- TASK OBJECTIVE
Print out the entire listing verbatim.

##############################

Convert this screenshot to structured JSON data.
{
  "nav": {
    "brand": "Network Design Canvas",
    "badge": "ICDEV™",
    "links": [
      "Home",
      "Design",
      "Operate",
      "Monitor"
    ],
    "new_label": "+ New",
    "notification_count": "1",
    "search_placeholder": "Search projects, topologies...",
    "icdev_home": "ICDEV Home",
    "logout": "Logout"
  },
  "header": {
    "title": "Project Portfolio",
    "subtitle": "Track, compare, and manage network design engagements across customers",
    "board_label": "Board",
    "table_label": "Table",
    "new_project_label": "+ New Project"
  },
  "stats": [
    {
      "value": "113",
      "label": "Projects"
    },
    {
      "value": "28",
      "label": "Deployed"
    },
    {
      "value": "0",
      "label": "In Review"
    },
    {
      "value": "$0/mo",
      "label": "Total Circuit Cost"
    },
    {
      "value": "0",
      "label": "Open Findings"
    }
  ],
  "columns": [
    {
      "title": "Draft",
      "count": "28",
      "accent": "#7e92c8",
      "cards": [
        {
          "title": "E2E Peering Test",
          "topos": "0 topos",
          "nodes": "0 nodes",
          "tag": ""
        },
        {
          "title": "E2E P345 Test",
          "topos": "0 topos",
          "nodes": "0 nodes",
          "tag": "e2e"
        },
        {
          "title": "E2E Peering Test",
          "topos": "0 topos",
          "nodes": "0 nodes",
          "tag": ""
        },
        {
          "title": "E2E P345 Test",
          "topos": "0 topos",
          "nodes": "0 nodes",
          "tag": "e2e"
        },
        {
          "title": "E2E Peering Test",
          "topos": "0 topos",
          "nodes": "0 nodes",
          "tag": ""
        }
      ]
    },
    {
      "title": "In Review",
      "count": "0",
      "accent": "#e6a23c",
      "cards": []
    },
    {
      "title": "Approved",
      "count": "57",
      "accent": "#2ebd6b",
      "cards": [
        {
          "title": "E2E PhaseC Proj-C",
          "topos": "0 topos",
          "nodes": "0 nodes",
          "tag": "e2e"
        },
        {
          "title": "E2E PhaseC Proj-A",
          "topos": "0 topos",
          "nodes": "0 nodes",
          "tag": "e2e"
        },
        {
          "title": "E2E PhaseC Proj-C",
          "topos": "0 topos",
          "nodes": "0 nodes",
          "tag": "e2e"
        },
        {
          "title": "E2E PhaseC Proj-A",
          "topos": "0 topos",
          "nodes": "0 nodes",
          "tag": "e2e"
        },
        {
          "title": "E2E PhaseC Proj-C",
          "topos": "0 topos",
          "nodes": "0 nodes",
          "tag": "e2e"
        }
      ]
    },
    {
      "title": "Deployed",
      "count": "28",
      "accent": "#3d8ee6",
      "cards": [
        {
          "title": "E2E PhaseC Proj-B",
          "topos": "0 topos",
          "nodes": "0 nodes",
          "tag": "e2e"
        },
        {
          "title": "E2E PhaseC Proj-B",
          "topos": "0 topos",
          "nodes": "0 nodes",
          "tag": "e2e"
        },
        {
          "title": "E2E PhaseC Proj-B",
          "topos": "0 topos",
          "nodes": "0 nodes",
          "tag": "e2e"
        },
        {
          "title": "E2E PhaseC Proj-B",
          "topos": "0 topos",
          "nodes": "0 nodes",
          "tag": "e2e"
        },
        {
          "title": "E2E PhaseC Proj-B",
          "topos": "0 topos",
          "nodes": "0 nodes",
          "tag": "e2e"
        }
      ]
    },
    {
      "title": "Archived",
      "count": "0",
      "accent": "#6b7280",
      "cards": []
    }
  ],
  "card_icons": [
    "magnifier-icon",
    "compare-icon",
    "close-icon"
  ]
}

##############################

- EXERCISE ANSWER
Convert this screenshot to structured JSON data.
{
  "nav": {
    "brand": "Network Design Canvas",
    "badge": "ICDEV™",
    "links": [
      "Home",
      "Design",
      "Operate",
      "Monitor"
    ],
    "new_label": "+ New",
    "notification_count": "1",
    "search_placeholder": "Search projects, topologies...",
    "icdev_home": "ICDEV Home",
    "logout": "Logout"
  },
  "header": {
    "title": "Project Portfolio",
    "subtitle": "Track, compare, and manage network design engagements across customers",
    "board_label": "Board",
    "table_label": "Table",
    "new_project_label": "+ New Project"
  },
  "stats": [
    {
      "value": "113",
      "label": "Projects"
    },
    {
      "value": "28",
      "label": "Deployed"
    },
    {
      "value": "0",
      "label": "In Review"
    },
    {
      "value": "$0/mo",
      "label": "Total Circuit Cost"
    },
    {
      "value": "0",
      "label": "Open Findings"
    }
  ],
  "columns": [
    {
      "title": "Draft",
      "count": "28",
      "accent": "#7e92c8",
      "cards": [
        {
          "title": "E2E Peering Test",
          "topos": "0 topos",
          "nodes": "0 nodes",
          "tag": ""
        },
        {
          "title": "E2E P345 Test",
          "topos": "0 topos",
          "nodes": "0 nodes",
          "tag": "e2e"
        },
        {
          "title": "E2E Peering Test",
          "topos": "0 topos",
          "nodes": "0 nodes",
          "tag": ""
        },
        {
          "title": "E2E P345 Test",
          "topos": "0 topos",
          "nodes": "0 nodes",
          "tag": "e2e"
        },
        {
          "title": "E2E Peering Test",
          "topos": "0 topos",
          "nodes": "0 nodes",
          "tag": ""
        }
      ]
    },
    {
      "title": "In Review",
      "count": "0",
      "accent": "#e6a23c",
      "cards": []
    },
    {
      "title": "Approved",
      "count": "57",
      "accent": "#2ebd6b",
      "cards": [
        {
          "title": "E2E PhaseC Proj-C",
          "topos": "0 topos",
          "nodes": "0 nodes",
          "tag": "e2e"
        },
        {
          "title": "E2E PhaseC Proj-A",
          "topos": "0 topos",
          "nodes": "0 nodes",
          "tag": "e2e"
        },
        {
          "title": "E2E PhaseC Proj-C",
          "topos": "0 topos",
          "nodes": "0 nodes",
          "tag": "e2e"
        },
        {
          "title": "E2E PhaseC Proj-A",
          "topos": "0 topos",
          "nodes": "0 nodes",
          "tag": "e2e"
        },
        {
          "title": "E2E PhaseC Proj-C",
          "topos": "0 topos",
          "nodes": "0 nodes",
          "tag": "e2e"
        }
      ]
    },
    {
      "title": "Deployed",
      "count": "28",
      "accent": "#3d8ee6",
      "cards": [
        {
          "title": "E2E PhaseC Proj-B",
          "topos": "0 topos",
          "nodes": "0 nodes",
          "tag": "e2e"
        },
        {
          "title": "E2E PhaseC Proj-B",
          "topos": "0 topos",
          "nodes": "0 nodes",
          "tag": "e2e"
        },
        {
          "title": "E2E PhaseC Proj-B",
          "topos": "0 topos",
          "nodes": "0 nodes",
          "tag": "e2e"
        },
        {
          "title": "E2E PhaseC Proj-B",
          "topos": "0 topos",
          "nodes": "0 nodes",
          "tag": "e2e"
        },
        {
          "title": "E2E PhaseC Proj-B",
          "topos": "0 topos",
          "nodes": "0 nodes",
          "tag": "e2e"
        }
      ]
    },
    {
      "title": "Archived",
      "count": "0",
      "accent": "#6b7280",
      "cards": []
    }
  ],
  "card_icons": [
    "magnifier-icon",
    "compare-icon",
    "close-icon"
  ]
}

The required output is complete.